- What is being asked -
Note each line in the data below that holds "Policy", and copy it.

Records drawn from a dataset
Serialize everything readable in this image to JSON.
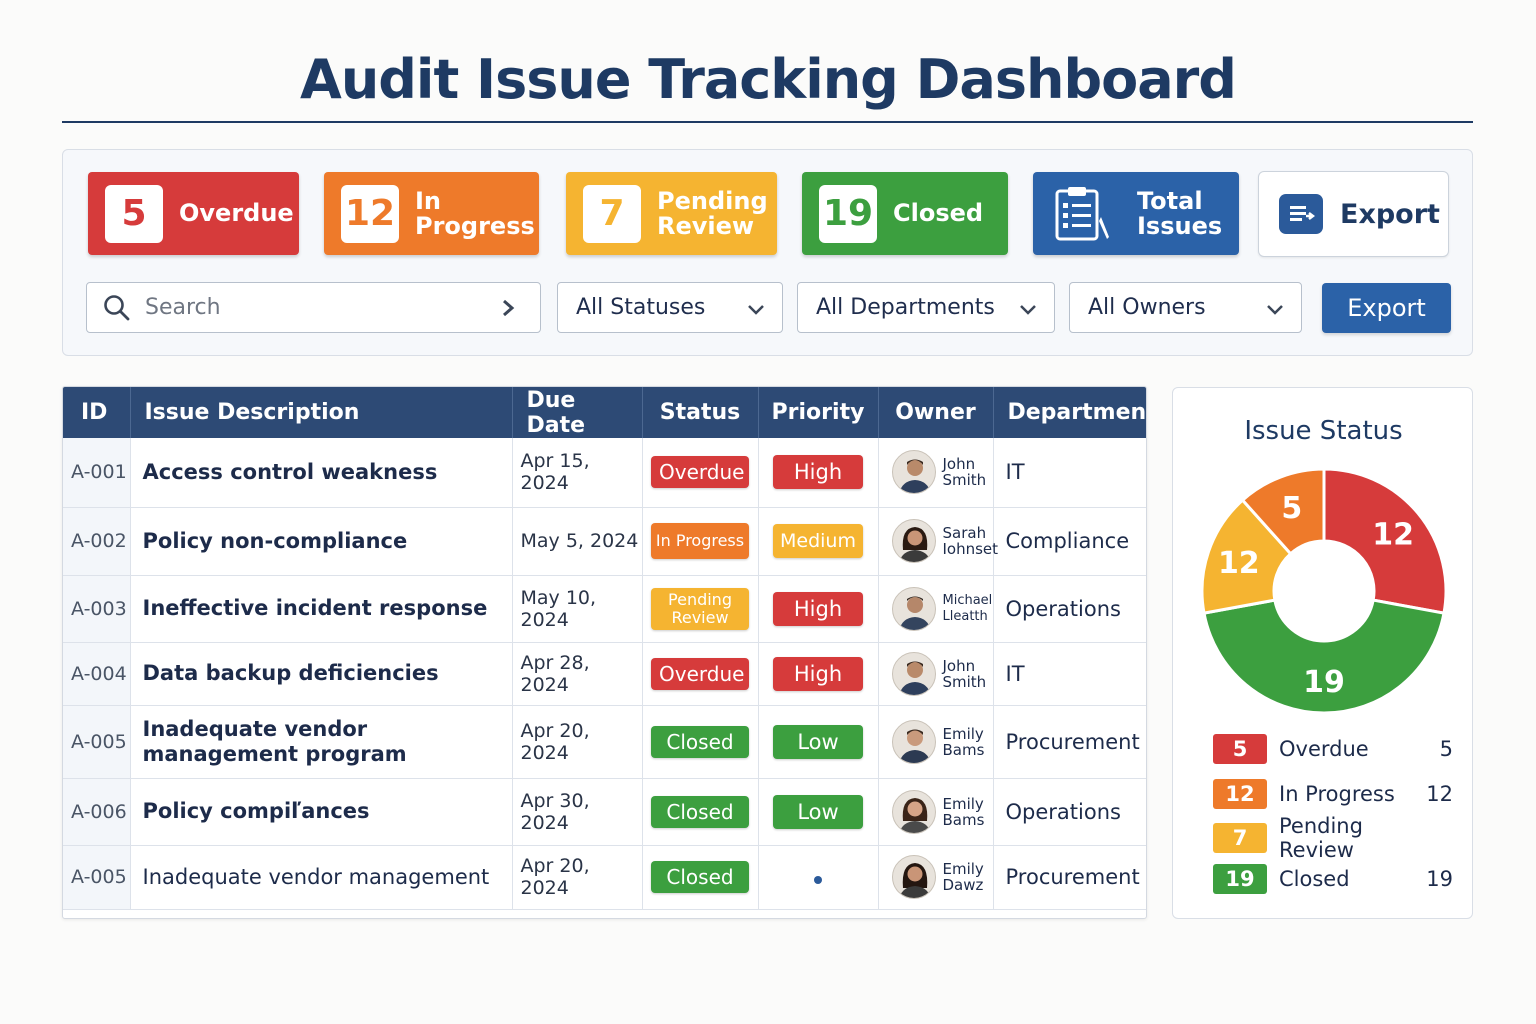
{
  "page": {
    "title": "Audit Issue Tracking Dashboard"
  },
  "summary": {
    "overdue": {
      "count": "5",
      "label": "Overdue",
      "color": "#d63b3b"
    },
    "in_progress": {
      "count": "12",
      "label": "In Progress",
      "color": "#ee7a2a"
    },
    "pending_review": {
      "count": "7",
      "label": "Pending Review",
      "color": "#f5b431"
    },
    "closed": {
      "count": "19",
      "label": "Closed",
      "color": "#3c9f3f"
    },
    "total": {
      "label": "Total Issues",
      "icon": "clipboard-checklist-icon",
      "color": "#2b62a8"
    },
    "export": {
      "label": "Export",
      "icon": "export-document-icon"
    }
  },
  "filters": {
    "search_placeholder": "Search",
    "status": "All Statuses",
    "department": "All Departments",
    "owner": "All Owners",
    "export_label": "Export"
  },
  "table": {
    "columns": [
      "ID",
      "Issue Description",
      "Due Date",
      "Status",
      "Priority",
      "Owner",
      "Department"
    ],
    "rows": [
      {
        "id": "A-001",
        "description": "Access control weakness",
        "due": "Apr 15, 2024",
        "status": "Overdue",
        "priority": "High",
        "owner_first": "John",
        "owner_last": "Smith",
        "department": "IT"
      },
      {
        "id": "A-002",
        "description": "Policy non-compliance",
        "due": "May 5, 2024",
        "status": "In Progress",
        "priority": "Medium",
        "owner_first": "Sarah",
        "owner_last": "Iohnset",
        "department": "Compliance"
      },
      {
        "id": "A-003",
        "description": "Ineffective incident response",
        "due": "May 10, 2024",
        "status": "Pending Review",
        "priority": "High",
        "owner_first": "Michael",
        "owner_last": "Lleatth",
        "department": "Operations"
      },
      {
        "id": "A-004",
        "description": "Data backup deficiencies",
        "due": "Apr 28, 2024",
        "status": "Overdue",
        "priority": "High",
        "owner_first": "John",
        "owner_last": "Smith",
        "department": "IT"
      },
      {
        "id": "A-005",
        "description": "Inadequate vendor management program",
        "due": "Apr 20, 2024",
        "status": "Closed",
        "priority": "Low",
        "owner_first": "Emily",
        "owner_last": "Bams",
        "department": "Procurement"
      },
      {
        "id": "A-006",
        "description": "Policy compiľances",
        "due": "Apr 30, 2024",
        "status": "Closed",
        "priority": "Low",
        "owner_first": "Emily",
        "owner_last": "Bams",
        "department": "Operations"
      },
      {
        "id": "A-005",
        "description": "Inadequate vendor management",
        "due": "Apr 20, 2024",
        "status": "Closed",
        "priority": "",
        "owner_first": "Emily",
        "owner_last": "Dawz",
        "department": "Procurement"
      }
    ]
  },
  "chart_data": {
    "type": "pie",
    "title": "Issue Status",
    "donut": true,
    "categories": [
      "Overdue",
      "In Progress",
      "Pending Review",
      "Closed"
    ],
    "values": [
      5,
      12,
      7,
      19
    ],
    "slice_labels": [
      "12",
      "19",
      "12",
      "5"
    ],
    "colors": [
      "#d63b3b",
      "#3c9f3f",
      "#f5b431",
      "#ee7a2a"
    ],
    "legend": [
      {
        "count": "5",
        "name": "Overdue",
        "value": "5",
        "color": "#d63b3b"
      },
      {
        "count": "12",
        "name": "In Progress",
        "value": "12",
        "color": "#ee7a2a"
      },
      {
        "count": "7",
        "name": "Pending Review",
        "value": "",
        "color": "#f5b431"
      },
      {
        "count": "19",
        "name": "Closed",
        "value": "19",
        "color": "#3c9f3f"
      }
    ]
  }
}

- Completed exercise -
        "description": "Policy non-compliance",
        "description": "Policy compiľances",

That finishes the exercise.